Officials say the dam itself, 75 miles north of Sacramento, is still intact, and helicopters are dropping rocks to try to plug the hole in the emergency spillway. More rain is expected in the area on Wednesday. Catherine Garcia
On Monday evening, the Department of Justice filed a 15-page brief defending President Trump's executive order on immigration, and moments later, the U.S. 9th Circuit Court of Appeals said it will hear a challenge to his travel ban Tuesday evening.
Last week, a federal judge in Seattle temporarily suspended two key parts of the ban against all refugees and travelers from seven Muslim-majority countries, and on Tuesday, a three-judge panel of the 9th Circuit court will listen to oral arguments during a hearing conducted by telephone at 6 p.m. ET to decide the fate of the restraining order. The attorneys general of Washington and Minnesota have both challenged Trump's executive order, arguing that if the temporary suspension is lifted, "chaos" will ensue once more. The case is widely expected to end up before the Supreme Court. Catherine Garcia
Six people were killed and eight injured Sunday night when gunmen opened fire at a mosque in Quebec City during evening prayers, police said.
— WTOC Walter Ambrose (@ambrose03) January 30, 2017
Police also told reporters there are two suspects in custody. A witness told Reuters there were about 40 people inside the Quebec City Islamic Cultural Center when up to three gunmen came in and started to shoot. The mosque's president, Mohamed Yangui, who was not at the mosque when the shooting took place, called the attack "barbaric." There has been an uptick in incidents of Islamophobia in recent years, Reuters reports, and last year, a pig's head was left on the cultural center's doorstep.

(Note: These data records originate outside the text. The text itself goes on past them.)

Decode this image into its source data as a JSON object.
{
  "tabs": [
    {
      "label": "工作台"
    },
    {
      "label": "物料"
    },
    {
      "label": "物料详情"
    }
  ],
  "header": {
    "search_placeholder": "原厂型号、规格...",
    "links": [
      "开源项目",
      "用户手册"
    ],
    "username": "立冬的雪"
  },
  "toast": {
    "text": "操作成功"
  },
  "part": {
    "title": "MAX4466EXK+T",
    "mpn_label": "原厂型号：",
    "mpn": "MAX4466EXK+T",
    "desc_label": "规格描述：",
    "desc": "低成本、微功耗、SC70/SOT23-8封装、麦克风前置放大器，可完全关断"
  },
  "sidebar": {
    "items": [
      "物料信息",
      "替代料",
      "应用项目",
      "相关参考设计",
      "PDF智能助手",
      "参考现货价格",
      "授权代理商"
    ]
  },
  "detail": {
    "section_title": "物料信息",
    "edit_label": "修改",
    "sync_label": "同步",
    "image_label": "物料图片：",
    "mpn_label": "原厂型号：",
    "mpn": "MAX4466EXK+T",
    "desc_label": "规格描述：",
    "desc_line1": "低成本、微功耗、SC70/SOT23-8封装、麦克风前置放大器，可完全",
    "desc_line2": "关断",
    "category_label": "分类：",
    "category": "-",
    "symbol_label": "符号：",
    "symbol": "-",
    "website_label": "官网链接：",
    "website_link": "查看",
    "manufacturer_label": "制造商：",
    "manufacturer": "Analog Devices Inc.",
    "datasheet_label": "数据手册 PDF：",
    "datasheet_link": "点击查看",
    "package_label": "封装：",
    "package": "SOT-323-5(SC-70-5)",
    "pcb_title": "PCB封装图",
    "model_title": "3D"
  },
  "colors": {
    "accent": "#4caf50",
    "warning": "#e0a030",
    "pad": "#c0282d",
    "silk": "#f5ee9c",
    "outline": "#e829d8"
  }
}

In a statement, Canadian Prime Minister Justin Trudeau said he condemned "this terrorist attack on Muslims in a center of worship and refuge," adding it is "heart-wrenching to see such senseless violence. Diversity is our strength, and religious tolerance is a value that we, as Canadians, hold dear." Catherine Garcia